John Dorsey knew the pain DeShone Kizer felt after Sunday's heartbreaking loss to the Packers.
The Browns new general manager wasted little time offering an open ear and a little advice to the rookie quarterback after an overtime loss in which Cleveland let a 14-point, fourth-quarter lead slip through its grasp. Kizer's overtime interception was an unfortunate moment in an otherwise impressive showing, but a big, game-changing play nonetheless that played a major part in the ultimate outcome.
"When you have a young guy in a moment like that, I think you explain to him, I know that feeling," Dorsey said Wednesday during an appearance on Cleveland Browns Daily. "If you're going to be the quarterback of this team and project yourself as a leader, sometimes feel that pain, remember your mistakes and let's try to correct those mistakes."
This wasn't the first one-on-one conversation between Dorsey and Kizer, of course.
During the pre-draft process this past spring, Dorsey, then the general manager of the Chiefs, invited Kizer for a visit to Kansas City. The youngest quarterback available in the draft, the former Notre Dame star wowed Dorsey and his personnel group with his maturity. He also handled himself well in the classroom with the team's coaches.
"He had a degree of maturity about his person that the normal 20-, 21-year old person does not have," Dorsey said. "He handled himself very well when we brought him in.

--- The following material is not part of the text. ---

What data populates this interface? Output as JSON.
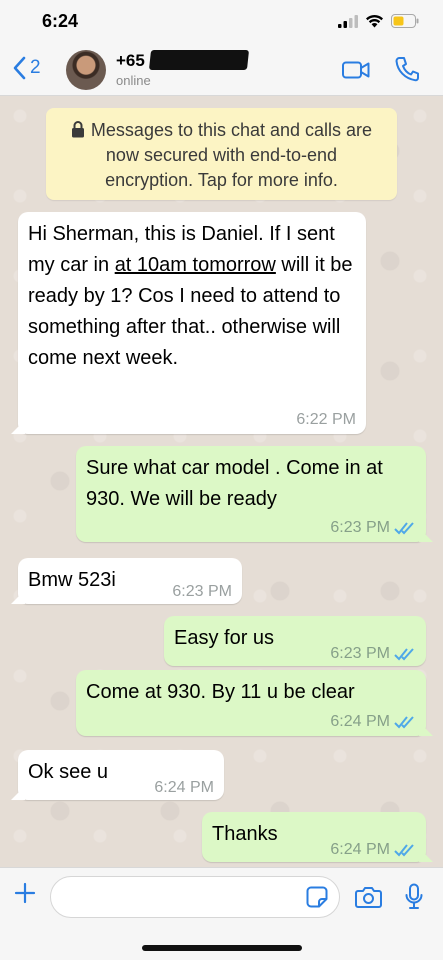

"He has some mechanical things he needs to work with but I like the growth. I thought last week, you take four or five plays out of there, he played pretty good."
The Browns practice before playing the Baltimore Ravens in Week 15.
Kizer's last play is the one that hurt the most. It was one of two turnovers that prevented him from having the "complete game" he's striving to notch before the end of his rookie season.
Three games remain for him to accomplish it, starting Sunday against the Ravens, and Kizer made it clear Wednesday he's processed the emotions he felt after the loss and entered the week with a clear, focused mindset.
"Everyone gets emotional. We all put in a lot of effort towards this trying to get a victory," Kizer said. "When you come short of your goal, everyone is going to be a little off. I think I do put a big emphasis on making sure that I'm the same guy every time I step back into this locker room to work on Wednesday and Thursday. I have been able to do so all year and will continue to do that."
Dorsey finished his message Sunday to Kizer with an analogy that serves as his backbone philosophy in a number of areas. It's on the rookie's shoulders to help bring the group together.
"It's not one person. It's all of us in this together," Dorsey said. "You can be five fingers when you take your hand out or you can be a fist. The fist is all those fingers gathered up as one and that's what real team bonding and unity is.
"I just tried to uplift his spirits and let's be real now. There's things you made mistakes with but you can get better."